Understanding Compensation

Landholders may be entitled to compensation from resource companies to mitigate the impacts of company activities and infrastructure on their property.

Understanding compensation

As a landholder, you may be entitled to compensation as part of a conduct and compensation agreement (CCA) to mitigate the impact of petroleum and gas development on your property.

Queensland legislation provides the basis for determining any compensation entitlement and the amount is dependent on the impact the proposed resource company activities will have on your property and/or lifestyle.

Compensation entitlements vary depending on whether you are the owner or an occupier of the property.

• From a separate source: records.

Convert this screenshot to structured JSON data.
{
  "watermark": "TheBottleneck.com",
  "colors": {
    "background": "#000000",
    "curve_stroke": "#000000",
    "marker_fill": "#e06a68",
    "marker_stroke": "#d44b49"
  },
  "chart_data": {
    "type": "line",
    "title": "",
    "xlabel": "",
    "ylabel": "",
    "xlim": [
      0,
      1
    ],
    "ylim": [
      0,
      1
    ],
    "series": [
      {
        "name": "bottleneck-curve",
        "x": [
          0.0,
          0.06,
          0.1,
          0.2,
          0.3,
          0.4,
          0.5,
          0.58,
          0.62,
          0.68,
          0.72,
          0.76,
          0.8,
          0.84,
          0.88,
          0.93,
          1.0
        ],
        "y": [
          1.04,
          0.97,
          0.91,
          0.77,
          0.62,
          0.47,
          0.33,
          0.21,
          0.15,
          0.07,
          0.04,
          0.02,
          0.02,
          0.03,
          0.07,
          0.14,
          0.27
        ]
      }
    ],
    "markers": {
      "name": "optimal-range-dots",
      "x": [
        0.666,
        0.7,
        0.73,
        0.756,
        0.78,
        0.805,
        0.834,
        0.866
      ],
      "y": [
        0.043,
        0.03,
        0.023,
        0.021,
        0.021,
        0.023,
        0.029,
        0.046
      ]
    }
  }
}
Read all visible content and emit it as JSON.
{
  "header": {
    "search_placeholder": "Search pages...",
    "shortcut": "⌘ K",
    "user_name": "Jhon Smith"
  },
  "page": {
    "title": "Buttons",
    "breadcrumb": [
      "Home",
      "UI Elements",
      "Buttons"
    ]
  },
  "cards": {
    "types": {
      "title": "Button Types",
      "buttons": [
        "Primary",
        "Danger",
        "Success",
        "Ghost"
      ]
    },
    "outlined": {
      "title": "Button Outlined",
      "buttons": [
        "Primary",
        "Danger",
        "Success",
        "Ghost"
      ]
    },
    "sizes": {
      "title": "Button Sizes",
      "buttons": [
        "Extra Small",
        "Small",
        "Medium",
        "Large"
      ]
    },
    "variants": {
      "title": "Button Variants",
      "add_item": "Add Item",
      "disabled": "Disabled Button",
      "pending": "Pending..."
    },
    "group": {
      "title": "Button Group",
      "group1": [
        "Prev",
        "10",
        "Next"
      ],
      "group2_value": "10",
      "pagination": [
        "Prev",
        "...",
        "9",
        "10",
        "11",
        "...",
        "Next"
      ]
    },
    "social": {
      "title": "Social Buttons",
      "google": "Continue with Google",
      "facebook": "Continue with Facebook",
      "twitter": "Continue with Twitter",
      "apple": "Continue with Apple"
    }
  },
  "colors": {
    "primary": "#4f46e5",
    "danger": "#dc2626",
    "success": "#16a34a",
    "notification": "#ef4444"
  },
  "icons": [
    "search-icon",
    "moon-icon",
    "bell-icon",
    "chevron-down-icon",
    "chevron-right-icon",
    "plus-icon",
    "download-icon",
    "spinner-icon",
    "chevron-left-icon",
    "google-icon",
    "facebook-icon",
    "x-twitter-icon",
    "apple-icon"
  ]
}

Compensation can also include professional costs reasonably incurred by you in negotiating a CCA such as valuation, accounting, taxation, agronomist or legal fees.

During negotiations with the resource company, it may be beneficial for you to seek professional advice when discussing the appropriate payment structure for compensation; for example, the proportion of upfront and annual payment.

The following information provides some guidance on what you should understand about your property and business operations to prepare for a discussion with the resource company. These are the key factors that are likely to be considered when discussing the compensation component of the CCA.

Proposed resource infrastructure

Compensation for infrastructure will depend on the area of land required, the length of time you will not be able to use this land and whether it is located on lifestyle, cropping or grazing land.

The resource company may provide you with the details of proposed infrastructure, including number, construction timing and location of the following:


A gas well is constructed on a well pad which is generally 1 hectare in size. You may not be able to use some or all of this area of land for the term of the CCA. 

Access roads

The resource company will need access to well pads and any other infrastructure for construction and maintenance purposes. These roads may be constructed to enable all weather access, particularly during the construction phase. Consideration should be given to collocating access roads with gathering lines to minimise the area of disturbance and interference to your operations. These roads are generally shared with you and may remain for your use after the CCA ends.

Gathering lines

Individual wells are connected to compression facilities via a network of low pressure polyethylene pipe lines. Compressed gas is then fed into high pressure pipelines for distribution via the national gas grid. Gathering lines are buried to a depth that should enable your normal grazing or irrigation operations to continue. Rehabilitation of the land can take time and can depend on seasonal influences such as rain and grazing pressure.

High point vents and low point drains

High point vents (HPVs) and low point drains (LPDs) may be necessary to optimise the movement of gas and water through the gathering lines. HPVs are installed in water lines to allow any remaining gas dissolved in the water to escape. LPDs are installed in gas lines to allow for the removal of any condensed water. Both HPVs and LPDs occupy relatively small areas of land along the gathering lines. The company will need to access these for maintenance purposes. You may not be able to use this area of land for the term of the CCA


In some cases, the resource company may need to construct a dam on your property to store water produced during operations. You may not be able to use this area of land for the term of the CCA. A dam may be left for you to use after the CCA ends, subject to your agreement and government approval 

Intensive infrastructure

The resource company may need to construct key infrastructure on your property such as a compressor facility or water treatment plant. These are essential to producing gas and connect to the national gas grid. These types of infrastructure vary in size, as does the area of land that may be required. You may not be able to use this area of land for the term of the CCA. 

Other infrastructure

Associated structures that the resource company may need for construction. May include laydown areas, workers camps, gravel pits or telecommunications towers. These structures may be temporary (only in use during the construction phase) or for the term of the CCA.

Severed land

When negotiating with resource companies, you may need to consider land that can no longer be used for the same purpose as before gas field development on your property because it has been isolated fully or partially by gas infrastructure.

Disturbance and losses during construction

‘Loss of quiet enjoyment’ during the construction phase includes impacts on your lifestyle such as noise, dust, security and privacy.

You should also consider time you may need to spend on additional activities during construction such as:

  • Mustering
  • Checking fences
  • Weed monitoring and management
  • Consulting with resource company representatives
  • Responding to requests from a resource company
  • Security
  • Administrative tasks

Ongoing disturbance during operations

Gas infrastructure needs regular monitoring, inspection and maintenance to ensure operational integrity and efficiency. This includes activities to ‘work over’ a well and maintain access roads.

Management time should be discussed with the resource company for activities such as:

  • Liaising with resource company representatives
  • Weed monitoring and management
  • Security
  • Working around infrastructure
  • Managing firebreaks
  • Additional property management
  • Disruptions to your other regular activities